Note that 1 BCE, 5 BCE, and so on (years 0000, −0004, etc. in the lexical representation defined here) are leap years in the proleptic Gregorian calendar used for the date/time datatypes defined here. Version 1.0 of this specification was unclear about the treatment of leap years before the common era. If existing schemas or data specify dates of 29 February for any years before the common era, then some values giving a date of 29 February which were valid under a plausible interpretation of XSD 1.0 will be invalid under this specification, and some which were invalid will be valid. With that possible exception, schemas and data valid under the old interpretation remain valid under the new.

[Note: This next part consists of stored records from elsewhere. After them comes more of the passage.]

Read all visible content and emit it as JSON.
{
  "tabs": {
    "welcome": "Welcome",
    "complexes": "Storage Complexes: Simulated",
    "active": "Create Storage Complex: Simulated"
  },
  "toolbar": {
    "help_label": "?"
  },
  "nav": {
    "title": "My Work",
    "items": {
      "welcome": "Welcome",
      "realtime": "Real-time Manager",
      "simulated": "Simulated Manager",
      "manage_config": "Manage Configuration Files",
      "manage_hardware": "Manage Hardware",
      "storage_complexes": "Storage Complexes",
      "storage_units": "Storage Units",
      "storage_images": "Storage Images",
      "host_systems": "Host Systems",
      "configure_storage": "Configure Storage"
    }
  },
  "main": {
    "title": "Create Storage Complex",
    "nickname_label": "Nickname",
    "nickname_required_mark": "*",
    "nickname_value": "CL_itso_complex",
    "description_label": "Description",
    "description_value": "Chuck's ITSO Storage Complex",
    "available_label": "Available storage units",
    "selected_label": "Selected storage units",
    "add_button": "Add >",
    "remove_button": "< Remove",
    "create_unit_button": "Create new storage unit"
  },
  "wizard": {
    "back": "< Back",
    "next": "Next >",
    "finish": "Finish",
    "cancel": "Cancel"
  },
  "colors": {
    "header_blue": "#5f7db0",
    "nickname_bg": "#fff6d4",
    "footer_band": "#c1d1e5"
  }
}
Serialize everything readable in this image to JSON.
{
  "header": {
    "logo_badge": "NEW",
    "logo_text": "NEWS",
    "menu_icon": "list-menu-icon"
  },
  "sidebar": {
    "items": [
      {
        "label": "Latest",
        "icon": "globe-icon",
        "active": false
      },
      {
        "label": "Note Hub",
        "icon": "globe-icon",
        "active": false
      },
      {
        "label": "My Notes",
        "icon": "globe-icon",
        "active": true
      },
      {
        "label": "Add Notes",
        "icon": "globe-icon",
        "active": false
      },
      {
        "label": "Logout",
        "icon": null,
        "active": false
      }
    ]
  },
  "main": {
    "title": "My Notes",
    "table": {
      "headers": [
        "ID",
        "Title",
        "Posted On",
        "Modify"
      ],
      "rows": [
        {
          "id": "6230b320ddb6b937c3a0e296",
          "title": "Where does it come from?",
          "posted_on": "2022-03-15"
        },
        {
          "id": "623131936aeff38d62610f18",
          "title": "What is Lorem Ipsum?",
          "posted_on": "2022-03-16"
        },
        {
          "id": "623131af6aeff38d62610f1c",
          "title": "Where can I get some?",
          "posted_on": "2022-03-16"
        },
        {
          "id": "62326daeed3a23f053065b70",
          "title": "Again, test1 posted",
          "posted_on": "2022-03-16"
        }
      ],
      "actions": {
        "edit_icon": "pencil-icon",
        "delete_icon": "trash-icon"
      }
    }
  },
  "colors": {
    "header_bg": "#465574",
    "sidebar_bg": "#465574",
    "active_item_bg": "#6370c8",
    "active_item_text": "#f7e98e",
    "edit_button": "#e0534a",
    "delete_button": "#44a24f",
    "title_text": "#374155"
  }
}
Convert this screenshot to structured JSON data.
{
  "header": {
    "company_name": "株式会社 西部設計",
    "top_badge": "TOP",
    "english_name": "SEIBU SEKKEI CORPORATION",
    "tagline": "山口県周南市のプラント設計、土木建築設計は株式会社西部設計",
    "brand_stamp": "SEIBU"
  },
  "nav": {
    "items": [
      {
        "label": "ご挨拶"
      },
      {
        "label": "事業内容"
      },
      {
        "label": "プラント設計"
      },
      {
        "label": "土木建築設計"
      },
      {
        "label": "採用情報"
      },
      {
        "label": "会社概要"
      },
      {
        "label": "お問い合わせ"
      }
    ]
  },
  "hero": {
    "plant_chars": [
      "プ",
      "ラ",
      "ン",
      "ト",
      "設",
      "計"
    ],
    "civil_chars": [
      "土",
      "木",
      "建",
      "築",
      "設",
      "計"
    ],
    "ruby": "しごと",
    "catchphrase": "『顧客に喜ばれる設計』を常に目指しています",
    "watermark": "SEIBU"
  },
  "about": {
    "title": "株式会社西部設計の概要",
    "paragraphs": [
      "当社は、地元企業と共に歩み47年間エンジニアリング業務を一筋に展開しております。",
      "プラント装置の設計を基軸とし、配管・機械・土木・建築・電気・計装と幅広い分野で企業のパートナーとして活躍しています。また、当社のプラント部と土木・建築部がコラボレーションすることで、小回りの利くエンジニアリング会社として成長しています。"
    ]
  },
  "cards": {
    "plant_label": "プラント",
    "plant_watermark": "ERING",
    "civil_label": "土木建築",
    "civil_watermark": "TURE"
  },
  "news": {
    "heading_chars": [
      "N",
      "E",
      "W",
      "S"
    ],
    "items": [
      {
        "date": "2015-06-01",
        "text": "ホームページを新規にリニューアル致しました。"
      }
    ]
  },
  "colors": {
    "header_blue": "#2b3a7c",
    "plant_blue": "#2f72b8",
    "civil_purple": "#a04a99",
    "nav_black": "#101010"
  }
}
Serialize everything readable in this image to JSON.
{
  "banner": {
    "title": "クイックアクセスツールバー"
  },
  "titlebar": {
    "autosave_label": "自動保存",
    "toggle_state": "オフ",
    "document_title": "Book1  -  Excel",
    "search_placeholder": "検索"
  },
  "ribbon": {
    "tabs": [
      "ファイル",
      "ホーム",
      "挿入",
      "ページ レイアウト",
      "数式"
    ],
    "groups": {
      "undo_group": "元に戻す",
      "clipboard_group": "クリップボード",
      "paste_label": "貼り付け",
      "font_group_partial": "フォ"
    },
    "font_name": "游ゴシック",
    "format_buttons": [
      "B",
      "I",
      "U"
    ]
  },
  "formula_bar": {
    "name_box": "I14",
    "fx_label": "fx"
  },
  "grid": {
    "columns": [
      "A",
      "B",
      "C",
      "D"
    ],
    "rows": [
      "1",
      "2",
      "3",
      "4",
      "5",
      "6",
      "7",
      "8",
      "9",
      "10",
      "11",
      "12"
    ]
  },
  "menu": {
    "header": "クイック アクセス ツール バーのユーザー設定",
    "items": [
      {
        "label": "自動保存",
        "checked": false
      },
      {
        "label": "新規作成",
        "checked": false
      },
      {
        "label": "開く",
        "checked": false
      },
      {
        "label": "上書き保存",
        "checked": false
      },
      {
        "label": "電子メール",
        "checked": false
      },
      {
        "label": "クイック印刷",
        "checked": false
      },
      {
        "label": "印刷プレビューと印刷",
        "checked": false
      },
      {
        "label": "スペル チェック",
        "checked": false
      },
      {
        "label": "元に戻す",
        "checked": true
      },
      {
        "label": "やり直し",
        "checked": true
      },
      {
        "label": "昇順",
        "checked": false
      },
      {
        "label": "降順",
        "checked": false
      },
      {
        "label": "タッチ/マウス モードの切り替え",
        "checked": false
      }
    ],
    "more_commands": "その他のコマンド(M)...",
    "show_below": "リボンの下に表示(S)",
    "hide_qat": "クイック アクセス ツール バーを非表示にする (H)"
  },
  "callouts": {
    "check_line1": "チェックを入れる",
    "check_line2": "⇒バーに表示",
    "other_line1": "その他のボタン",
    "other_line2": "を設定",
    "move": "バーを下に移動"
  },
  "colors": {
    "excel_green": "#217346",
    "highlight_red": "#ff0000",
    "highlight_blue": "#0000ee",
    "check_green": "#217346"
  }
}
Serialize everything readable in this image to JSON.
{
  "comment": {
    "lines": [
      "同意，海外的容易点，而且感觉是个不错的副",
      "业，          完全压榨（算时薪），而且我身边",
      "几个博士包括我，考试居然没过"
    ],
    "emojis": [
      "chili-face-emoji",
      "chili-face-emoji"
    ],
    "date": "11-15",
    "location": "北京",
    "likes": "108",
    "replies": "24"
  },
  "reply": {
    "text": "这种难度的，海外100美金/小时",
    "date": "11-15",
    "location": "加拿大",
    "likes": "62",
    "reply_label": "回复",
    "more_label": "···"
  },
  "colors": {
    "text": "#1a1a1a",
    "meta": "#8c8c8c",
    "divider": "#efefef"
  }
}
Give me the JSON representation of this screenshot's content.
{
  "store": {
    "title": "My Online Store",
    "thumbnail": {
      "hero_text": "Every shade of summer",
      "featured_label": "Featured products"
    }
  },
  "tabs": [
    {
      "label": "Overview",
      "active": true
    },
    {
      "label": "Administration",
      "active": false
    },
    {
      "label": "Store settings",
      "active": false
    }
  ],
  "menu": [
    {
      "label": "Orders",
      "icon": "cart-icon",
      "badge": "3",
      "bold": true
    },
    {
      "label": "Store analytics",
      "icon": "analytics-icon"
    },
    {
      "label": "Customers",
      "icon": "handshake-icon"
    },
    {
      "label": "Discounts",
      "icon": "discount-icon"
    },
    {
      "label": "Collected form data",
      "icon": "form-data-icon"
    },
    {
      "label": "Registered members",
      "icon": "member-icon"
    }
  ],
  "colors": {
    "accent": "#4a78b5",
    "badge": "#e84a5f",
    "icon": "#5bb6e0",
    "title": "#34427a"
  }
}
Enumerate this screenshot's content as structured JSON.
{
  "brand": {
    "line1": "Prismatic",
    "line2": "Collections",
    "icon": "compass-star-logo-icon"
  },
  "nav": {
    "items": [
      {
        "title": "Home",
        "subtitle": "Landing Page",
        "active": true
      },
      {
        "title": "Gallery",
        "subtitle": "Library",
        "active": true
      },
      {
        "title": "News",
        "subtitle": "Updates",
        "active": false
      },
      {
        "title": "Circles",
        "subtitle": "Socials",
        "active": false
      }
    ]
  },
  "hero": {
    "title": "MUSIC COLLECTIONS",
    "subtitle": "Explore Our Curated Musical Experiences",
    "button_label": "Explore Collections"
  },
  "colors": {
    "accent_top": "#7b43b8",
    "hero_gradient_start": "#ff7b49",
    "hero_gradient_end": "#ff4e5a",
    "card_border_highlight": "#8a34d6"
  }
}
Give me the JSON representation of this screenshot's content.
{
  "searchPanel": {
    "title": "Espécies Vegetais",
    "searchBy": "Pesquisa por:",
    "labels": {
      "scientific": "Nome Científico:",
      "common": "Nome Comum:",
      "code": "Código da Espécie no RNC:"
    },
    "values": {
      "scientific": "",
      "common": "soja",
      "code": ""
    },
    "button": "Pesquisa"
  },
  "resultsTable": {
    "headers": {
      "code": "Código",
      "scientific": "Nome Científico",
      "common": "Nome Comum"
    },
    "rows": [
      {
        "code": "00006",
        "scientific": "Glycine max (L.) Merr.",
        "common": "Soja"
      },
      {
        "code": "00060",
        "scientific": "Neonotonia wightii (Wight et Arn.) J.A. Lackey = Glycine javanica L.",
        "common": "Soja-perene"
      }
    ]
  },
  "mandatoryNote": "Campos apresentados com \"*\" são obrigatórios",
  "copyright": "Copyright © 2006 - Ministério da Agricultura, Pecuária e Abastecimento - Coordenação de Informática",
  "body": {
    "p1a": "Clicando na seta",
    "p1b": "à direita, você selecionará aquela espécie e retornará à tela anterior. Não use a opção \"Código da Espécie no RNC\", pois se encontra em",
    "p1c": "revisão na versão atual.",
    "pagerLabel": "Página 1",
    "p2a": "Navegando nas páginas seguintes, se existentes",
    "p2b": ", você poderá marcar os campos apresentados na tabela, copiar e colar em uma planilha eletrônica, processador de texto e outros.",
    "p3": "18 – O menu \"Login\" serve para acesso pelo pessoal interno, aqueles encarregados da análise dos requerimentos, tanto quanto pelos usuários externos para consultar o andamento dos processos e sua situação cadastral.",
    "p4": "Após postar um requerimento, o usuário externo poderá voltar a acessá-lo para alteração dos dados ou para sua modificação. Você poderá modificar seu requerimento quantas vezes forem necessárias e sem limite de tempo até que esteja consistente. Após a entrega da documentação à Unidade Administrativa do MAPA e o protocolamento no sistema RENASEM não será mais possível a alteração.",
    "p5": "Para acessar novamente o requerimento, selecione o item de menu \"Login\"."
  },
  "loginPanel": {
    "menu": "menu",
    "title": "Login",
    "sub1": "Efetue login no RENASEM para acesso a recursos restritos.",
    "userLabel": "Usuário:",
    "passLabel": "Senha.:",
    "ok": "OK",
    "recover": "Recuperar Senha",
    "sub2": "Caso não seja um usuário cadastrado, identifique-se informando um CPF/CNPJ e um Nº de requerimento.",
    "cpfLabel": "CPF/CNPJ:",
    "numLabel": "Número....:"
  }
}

The model just described is called herein the "seven-property" model for date/time datatypes.  It is used "as is" for dateTime; all other date/time datatypes except duration use the same model except that some of the six primary properties are required to have the value absent, instead of being required to have a numerical value.  (An ·optional· property, like ·timezoneOffset·, is always permitted to have the value absent.)

·timezoneOffset· values are limited to 14 hours, which is 840 (= 60 × 14) minutes.

Note: Leap-seconds are not permitted

Readers interested in when leap-seconds have been introduced should consult [USNO Historical List], which includes a list of times when the difference between TAI and